_WHAT THE EXERCISE ASKS_
Search the entries for the word "Statement" and pull out each line that has it.

_RECORDS FOR THIS TASK_
• • • •

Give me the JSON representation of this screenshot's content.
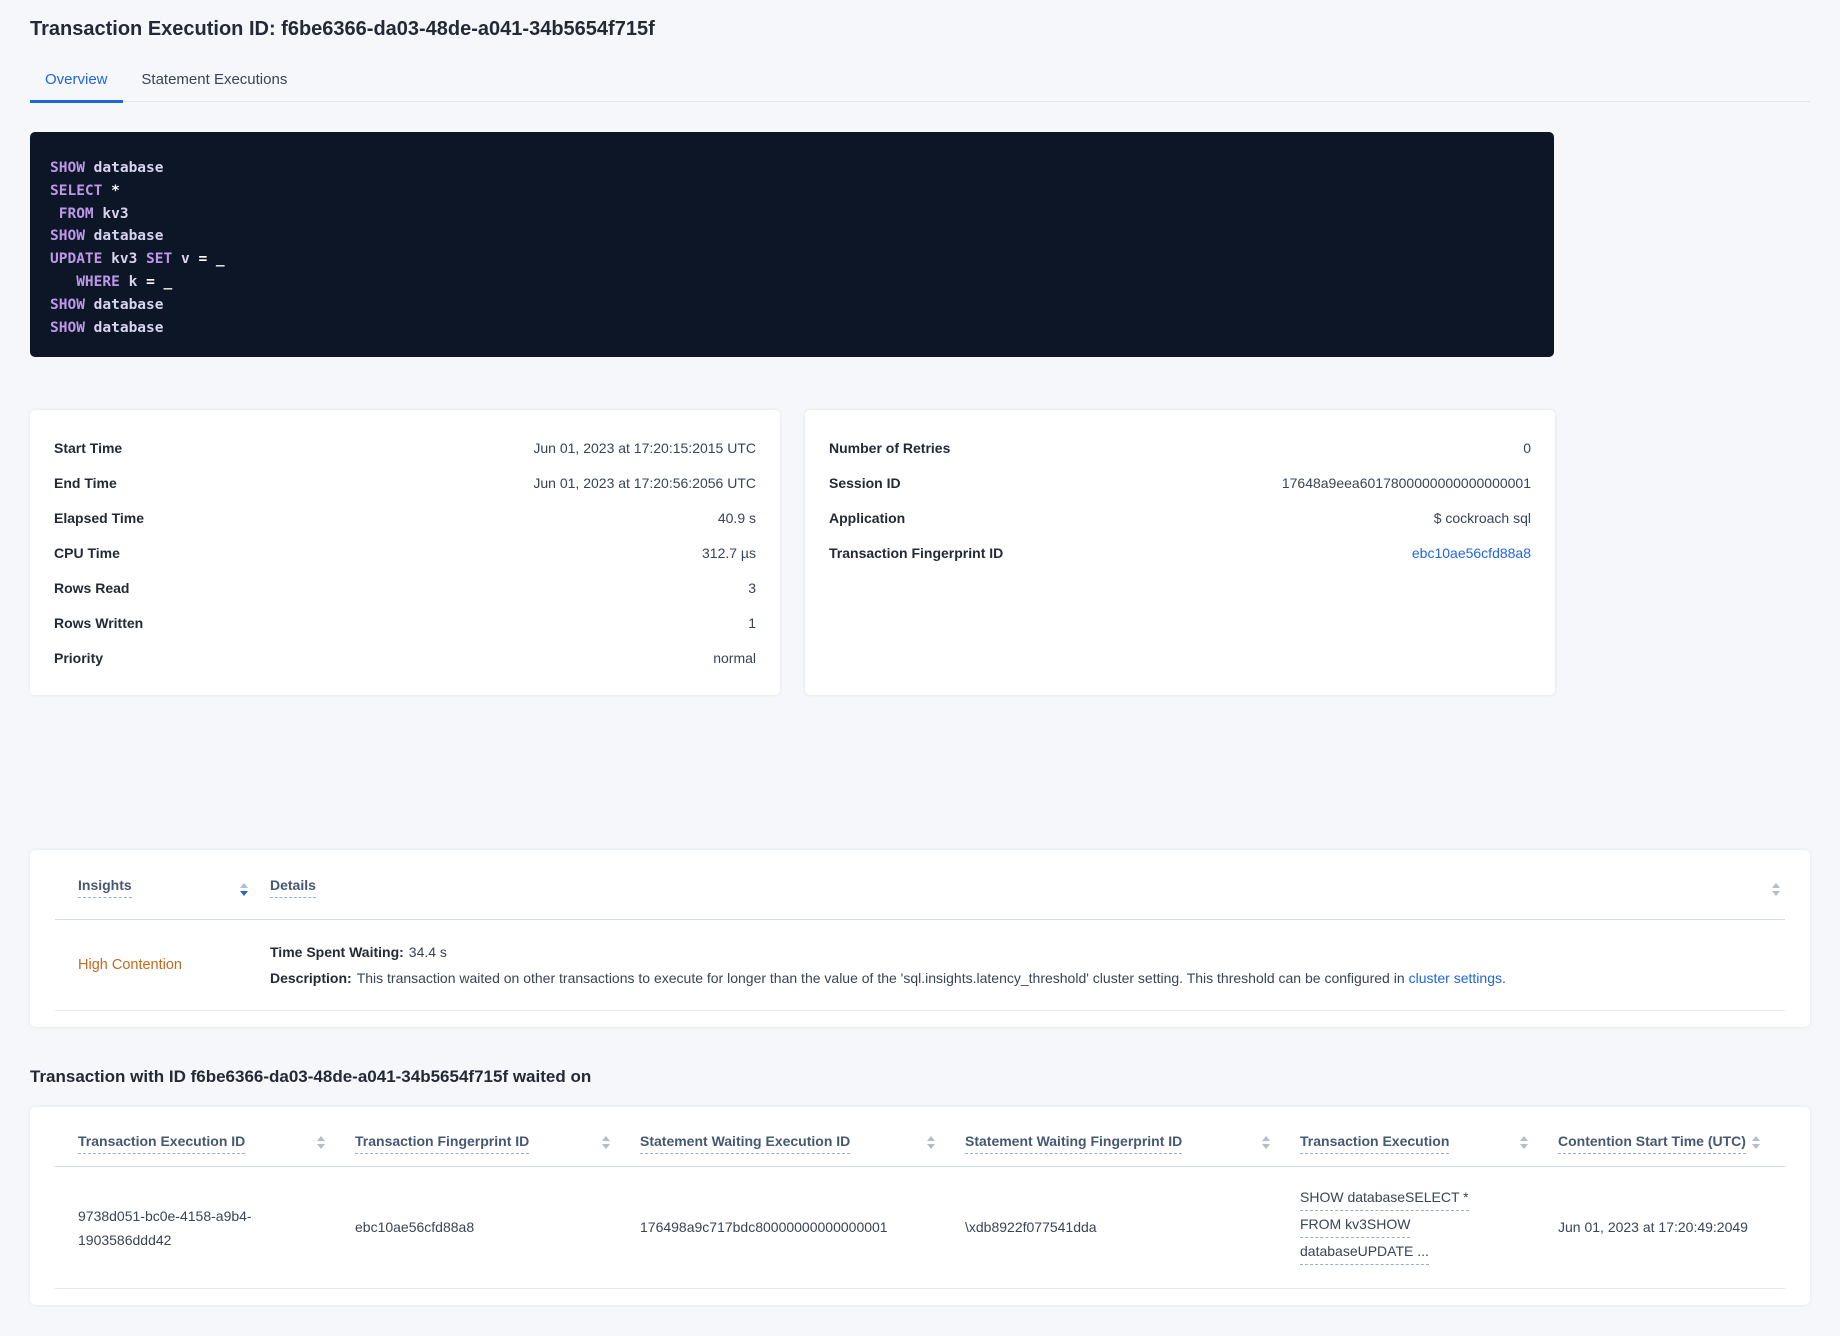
{
  "page": {
    "title": "Transaction Execution ID: f6be6366-da03-48de-a041-34b5654f715f"
  },
  "tabs": {
    "overview": "Overview",
    "statement_executions": "Statement Executions"
  },
  "sql": {
    "lines": [
      {
        "tokens": [
          {
            "text": "SHOW",
            "type": "kw"
          },
          {
            "text": " database",
            "type": "id"
          }
        ]
      },
      {
        "tokens": [
          {
            "text": "SELECT",
            "type": "kw"
          },
          {
            "text": " ",
            "type": "id"
          },
          {
            "text": "*",
            "type": "op"
          }
        ]
      },
      {
        "tokens": [
          {
            "text": " ",
            "type": "id"
          },
          {
            "text": "FROM",
            "type": "kw"
          },
          {
            "text": " kv3",
            "type": "id"
          }
        ]
      },
      {
        "tokens": [
          {
            "text": "SHOW",
            "type": "kw"
          },
          {
            "text": " database",
            "type": "id"
          }
        ]
      },
      {
        "tokens": [
          {
            "text": "UPDATE",
            "type": "kw"
          },
          {
            "text": " kv3 ",
            "type": "id"
          },
          {
            "text": "SET",
            "type": "kw"
          },
          {
            "text": " v ",
            "type": "id"
          },
          {
            "text": "= _",
            "type": "op"
          }
        ]
      },
      {
        "tokens": [
          {
            "text": "   ",
            "type": "id"
          },
          {
            "text": "WHERE",
            "type": "kw"
          },
          {
            "text": " k ",
            "type": "id"
          },
          {
            "text": "= _",
            "type": "op"
          }
        ]
      },
      {
        "tokens": [
          {
            "text": "SHOW",
            "type": "kw"
          },
          {
            "text": " database",
            "type": "id"
          }
        ]
      },
      {
        "tokens": [
          {
            "text": "SHOW",
            "type": "kw"
          },
          {
            "text": " database",
            "type": "id"
          }
        ]
      }
    ]
  },
  "summary_left": {
    "rows": [
      {
        "label": "Start Time",
        "value": "Jun 01, 2023 at 17:20:15:2015 UTC"
      },
      {
        "label": "End Time",
        "value": "Jun 01, 2023 at 17:20:56:2056 UTC"
      },
      {
        "label": "Elapsed Time",
        "value": "40.9 s"
      },
      {
        "label": "CPU Time",
        "value": "312.7 µs"
      },
      {
        "label": "Rows Read",
        "value": "3"
      },
      {
        "label": "Rows Written",
        "value": "1"
      },
      {
        "label": "Priority",
        "value": "normal"
      }
    ]
  },
  "summary_right": {
    "rows": [
      {
        "label": "Number of Retries",
        "value": "0"
      },
      {
        "label": "Session ID",
        "value": "17648a9eea6017800000000000000001"
      },
      {
        "label": "Application",
        "value": "$ cockroach sql"
      },
      {
        "label": "Transaction Fingerprint ID",
        "value": "ebc10ae56cfd88a8",
        "link": true
      }
    ]
  },
  "insights": {
    "col_insights": "Insights",
    "col_details": "Details",
    "row": {
      "insight": "High Contention",
      "waiting_label": "Time Spent Waiting:",
      "waiting_value": "34.4 s",
      "description_label": "Description:",
      "description_text": "This transaction waited on other transactions to execute for longer than the value of the 'sql.insights.latency_threshold' cluster setting. This threshold can be configured in",
      "description_link": "cluster settings",
      "description_suffix": "."
    }
  },
  "waited_on": {
    "heading": "Transaction with ID f6be6366-da03-48de-a041-34b5654f715f waited on",
    "columns": [
      "Transaction Execution ID",
      "Transaction Fingerprint ID",
      "Statement Waiting Execution ID",
      "Statement Waiting Fingerprint ID",
      "Transaction Execution",
      "Contention Start Time (UTC)"
    ],
    "rows": [
      {
        "cells": [
          {
            "type": "text",
            "value": "9738d051-bc0e-4158-a9b4-1903586ddd42"
          },
          {
            "type": "text",
            "value": "ebc10ae56cfd88a8"
          },
          {
            "type": "text",
            "value": "176498a9c717bdc80000000000000001"
          },
          {
            "type": "text",
            "value": "\\xdb8922f077541dda"
          },
          {
            "type": "link-lines",
            "lines": [
              "SHOW databaseSELECT *",
              "FROM kv3SHOW",
              "databaseUPDATE ..."
            ]
          },
          {
            "type": "text",
            "value": "Jun 01, 2023 at 17:20:49:2049"
          }
        ]
      }
    ]
  },
  "colors": {
    "accent_blue": "#2065e0",
    "insight_orange": "#c26a1f",
    "code_background": "#0c1627",
    "code_keyword": "#bd97e8",
    "code_identifier": "#d8d4f0",
    "code_operator": "#ffffff",
    "page_background": "#f5f7fa"
  }
}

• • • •

_OUTPUT OF THE EXERCISE_
    "statement_executions": "Statement Executions"
      "Statement Waiting Execution ID",
      "Statement Waiting Fingerprint ID",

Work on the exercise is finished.